Failing to find a Maddon or a Porter, GMs are compensating in one of two ways. One is by making the best of the manager they have. The Texas Rangers are run by Jon Daniels, one of the youngest and most aggressive GMs in the game. In 2006, Daniels hired Ron Washington, who is, in addition to being nearly twice Daniels’s age, one of the most popular men in baseball. Washington manages like it’s still 1985, which has both its advantages and disadvantages. One of the disadvantages is his bullpen management. In 2011, coming off a World Series appearance and in possession of one of the game’s best rosters, Daniels acquired two of the game’s best relievers, Mike Adams and Koji Uehara, to bolster what was already a solid bullpen. That’s how Chris Davis came to be in Baltimore, by the way. But Daniels found himself needing to compensate for Washington’s managerial style, building a bullpen so formidable that it was impossible to screw up.
The other way is to hire a manager without the gravitas of Washington. In the past two seasons, the Cardinals (Mike Matheny), Marlins (Mike Redmond), White Sox (Robin Ventura), and Rockies (Walt Weiss) all hired young, inexperienced first-time managers.
Matheny and Weiss had both worked as instructors following their retirements, but the four of them brought next to nothing to the table in terms of experience.
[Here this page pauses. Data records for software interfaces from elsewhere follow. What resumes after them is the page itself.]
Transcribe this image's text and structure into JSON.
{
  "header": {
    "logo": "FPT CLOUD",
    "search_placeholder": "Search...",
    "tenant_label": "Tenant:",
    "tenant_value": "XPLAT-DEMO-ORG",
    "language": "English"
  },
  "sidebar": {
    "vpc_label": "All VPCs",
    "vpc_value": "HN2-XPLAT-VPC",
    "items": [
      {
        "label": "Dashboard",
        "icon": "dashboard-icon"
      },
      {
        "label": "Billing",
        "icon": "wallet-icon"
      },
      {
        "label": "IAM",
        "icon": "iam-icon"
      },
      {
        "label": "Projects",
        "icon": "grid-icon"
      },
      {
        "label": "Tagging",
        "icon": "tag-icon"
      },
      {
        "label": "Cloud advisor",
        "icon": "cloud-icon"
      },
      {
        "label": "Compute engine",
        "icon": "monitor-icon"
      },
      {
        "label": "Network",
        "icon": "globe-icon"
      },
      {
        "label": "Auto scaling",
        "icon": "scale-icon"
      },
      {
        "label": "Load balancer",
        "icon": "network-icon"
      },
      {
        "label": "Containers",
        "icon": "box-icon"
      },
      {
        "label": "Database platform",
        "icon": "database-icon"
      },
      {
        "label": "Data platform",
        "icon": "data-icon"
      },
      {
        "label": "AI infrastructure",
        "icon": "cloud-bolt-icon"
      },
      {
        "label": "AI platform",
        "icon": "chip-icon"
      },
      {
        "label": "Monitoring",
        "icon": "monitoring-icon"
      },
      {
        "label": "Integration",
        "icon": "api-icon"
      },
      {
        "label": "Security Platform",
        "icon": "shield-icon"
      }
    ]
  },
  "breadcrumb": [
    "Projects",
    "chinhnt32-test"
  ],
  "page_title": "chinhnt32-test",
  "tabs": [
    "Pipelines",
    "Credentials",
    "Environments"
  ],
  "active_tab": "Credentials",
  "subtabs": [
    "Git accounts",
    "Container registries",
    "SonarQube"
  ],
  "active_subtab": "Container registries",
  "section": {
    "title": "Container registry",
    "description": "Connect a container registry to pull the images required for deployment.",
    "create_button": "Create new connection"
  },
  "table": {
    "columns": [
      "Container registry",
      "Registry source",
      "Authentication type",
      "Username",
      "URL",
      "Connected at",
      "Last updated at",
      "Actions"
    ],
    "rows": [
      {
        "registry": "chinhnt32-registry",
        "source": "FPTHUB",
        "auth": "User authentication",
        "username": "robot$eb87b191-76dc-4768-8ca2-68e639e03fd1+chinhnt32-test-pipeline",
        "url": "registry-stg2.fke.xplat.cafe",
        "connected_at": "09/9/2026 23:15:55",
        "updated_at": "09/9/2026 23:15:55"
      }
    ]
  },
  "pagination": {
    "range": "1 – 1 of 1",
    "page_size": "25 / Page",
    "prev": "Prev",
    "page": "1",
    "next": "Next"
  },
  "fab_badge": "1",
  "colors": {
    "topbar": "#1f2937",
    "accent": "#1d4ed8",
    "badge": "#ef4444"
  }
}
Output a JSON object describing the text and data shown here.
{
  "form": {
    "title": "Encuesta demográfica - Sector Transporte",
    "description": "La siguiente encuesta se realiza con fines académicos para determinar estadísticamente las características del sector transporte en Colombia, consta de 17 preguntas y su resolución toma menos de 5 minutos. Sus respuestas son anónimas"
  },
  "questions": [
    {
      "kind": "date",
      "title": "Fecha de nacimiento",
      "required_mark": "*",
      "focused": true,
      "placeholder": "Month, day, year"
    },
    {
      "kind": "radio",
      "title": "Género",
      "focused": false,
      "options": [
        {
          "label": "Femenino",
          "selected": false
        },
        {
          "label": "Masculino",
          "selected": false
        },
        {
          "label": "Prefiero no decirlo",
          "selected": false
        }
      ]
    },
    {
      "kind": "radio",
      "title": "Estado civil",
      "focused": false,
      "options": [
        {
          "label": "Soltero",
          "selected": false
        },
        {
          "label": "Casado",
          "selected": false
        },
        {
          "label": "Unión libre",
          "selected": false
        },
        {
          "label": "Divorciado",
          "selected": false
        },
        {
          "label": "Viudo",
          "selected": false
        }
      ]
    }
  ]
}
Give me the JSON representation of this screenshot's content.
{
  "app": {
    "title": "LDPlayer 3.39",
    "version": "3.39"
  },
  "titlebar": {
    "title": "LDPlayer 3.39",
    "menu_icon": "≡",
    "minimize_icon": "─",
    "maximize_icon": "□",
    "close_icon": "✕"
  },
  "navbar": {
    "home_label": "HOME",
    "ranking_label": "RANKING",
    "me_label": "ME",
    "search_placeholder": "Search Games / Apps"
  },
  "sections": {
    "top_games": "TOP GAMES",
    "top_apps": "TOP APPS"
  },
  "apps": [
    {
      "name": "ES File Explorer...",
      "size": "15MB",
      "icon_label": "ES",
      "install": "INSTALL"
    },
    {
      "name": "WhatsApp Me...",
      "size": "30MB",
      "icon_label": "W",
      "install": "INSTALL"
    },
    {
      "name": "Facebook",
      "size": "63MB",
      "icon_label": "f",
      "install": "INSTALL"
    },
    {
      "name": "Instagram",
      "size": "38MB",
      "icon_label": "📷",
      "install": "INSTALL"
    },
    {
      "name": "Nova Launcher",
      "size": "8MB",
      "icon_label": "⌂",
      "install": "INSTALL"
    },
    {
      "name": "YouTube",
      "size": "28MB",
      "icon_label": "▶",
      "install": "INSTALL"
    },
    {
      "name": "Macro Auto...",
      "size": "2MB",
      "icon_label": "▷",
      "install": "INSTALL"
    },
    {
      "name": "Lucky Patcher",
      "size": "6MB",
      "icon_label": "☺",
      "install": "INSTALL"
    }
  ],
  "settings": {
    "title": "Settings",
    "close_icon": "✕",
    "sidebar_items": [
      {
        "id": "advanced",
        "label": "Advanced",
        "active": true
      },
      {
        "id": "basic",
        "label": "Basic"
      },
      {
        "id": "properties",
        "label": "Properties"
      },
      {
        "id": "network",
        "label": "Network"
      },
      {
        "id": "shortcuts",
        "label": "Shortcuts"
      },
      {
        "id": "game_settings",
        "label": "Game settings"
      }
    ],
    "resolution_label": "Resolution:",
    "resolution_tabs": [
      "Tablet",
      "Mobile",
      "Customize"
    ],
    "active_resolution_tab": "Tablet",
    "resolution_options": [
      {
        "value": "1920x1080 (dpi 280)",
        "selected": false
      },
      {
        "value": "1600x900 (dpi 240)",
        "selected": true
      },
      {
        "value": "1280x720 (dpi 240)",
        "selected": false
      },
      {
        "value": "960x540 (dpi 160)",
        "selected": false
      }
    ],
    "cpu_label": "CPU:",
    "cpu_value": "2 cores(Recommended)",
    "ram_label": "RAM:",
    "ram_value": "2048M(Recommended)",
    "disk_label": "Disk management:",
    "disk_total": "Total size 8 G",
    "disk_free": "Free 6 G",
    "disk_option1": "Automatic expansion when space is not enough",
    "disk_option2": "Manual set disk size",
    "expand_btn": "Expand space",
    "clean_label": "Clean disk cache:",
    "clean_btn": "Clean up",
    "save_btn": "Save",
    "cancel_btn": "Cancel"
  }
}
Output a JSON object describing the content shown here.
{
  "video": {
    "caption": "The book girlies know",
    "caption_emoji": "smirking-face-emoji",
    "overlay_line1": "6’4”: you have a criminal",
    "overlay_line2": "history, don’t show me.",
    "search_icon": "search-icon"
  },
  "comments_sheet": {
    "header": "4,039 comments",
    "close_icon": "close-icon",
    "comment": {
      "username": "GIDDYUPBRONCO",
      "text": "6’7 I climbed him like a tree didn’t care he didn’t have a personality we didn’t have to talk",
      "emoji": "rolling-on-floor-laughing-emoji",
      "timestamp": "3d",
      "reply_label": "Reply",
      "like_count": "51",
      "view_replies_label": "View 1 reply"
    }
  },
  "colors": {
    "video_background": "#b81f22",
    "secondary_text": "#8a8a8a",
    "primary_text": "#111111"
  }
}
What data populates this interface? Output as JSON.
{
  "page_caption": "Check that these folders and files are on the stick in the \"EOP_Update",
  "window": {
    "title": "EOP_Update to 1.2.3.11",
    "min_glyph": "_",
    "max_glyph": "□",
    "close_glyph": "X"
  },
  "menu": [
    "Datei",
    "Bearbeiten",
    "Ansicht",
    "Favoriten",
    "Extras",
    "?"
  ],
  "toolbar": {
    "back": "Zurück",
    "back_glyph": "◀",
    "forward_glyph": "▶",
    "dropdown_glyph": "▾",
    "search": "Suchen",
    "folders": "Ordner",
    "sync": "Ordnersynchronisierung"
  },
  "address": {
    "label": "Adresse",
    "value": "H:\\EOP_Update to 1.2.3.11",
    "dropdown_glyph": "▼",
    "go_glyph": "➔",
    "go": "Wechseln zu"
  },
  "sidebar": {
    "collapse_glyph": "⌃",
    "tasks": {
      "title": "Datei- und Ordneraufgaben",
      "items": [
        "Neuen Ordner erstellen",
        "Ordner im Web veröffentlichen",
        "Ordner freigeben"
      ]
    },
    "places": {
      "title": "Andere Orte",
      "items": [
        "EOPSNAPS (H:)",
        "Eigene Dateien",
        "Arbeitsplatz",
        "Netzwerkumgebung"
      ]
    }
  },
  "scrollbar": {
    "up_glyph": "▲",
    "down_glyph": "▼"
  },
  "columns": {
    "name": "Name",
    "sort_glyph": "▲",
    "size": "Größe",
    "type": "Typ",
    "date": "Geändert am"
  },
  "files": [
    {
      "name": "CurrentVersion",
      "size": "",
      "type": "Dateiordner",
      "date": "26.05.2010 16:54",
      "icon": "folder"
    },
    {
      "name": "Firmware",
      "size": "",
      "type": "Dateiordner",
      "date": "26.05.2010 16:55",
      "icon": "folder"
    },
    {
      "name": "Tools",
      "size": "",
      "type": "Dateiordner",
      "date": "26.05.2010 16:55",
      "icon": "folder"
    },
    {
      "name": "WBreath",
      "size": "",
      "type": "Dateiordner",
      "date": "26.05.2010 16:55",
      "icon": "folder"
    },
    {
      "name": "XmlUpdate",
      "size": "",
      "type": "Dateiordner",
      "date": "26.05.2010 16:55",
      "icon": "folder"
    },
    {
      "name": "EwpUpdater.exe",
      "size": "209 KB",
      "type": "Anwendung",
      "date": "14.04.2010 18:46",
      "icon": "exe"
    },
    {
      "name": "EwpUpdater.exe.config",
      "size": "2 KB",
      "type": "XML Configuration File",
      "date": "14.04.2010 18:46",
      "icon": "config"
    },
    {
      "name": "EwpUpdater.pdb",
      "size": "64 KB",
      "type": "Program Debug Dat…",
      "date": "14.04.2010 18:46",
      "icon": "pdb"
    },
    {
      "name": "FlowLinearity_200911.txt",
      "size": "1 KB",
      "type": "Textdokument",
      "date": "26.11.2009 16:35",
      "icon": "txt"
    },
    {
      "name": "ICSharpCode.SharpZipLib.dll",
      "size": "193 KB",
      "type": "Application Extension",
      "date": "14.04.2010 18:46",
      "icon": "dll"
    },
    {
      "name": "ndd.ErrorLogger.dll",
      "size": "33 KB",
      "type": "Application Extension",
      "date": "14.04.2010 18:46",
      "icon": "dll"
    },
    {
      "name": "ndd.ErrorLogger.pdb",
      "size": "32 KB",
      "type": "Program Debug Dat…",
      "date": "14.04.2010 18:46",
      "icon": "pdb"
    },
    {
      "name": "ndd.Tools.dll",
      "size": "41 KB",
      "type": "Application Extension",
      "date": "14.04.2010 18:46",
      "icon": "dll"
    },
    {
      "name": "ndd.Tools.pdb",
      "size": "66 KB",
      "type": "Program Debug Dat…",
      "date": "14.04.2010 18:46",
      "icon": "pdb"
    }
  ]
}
Considering that the White Sox and Rockies both considered hiring active players — Paul Konerko and Jason Giambi, respectively — to manage their teams, this isn’t a coincidence.
Just think about who that quartet of young managers replaced. In Colorado, Jim Tracy was hardly a rabble-rouser, complying gamely with the Rockies’ four-man rotation experiment last season even as it resulted in losses that put his job in peril. But both Ventura and Redmond replaced Guillen, a man who (in terms of high-maintenance coaches) makes Jose Mourinho look downright compliant.
Matheny took over for the dean of the rock star managers, Tony La Russa, a guy who was intent on managing as much as possible. La Russa was immensely successful, and extremely innovative, in a Dr. Moreau kind of way. It’s possible, even likely, that Cardinals GM John Mozeliak wanted someone without the experience or cult of personality to make waves.
All this sounds kind of sinister, the idea of Harvard hotshot front-office types, with no respect for tradition, emboldened by staggering empirical data and the allure of Brad Pitt movies, neutering one of baseball’s proud traditions. But it isn’t that. It’s a realization that how a roster is compiled often matters more than how the manager uses it. The manager still gets to drive, but Scioscia is part of the last generation that expects to have a say in buying the car.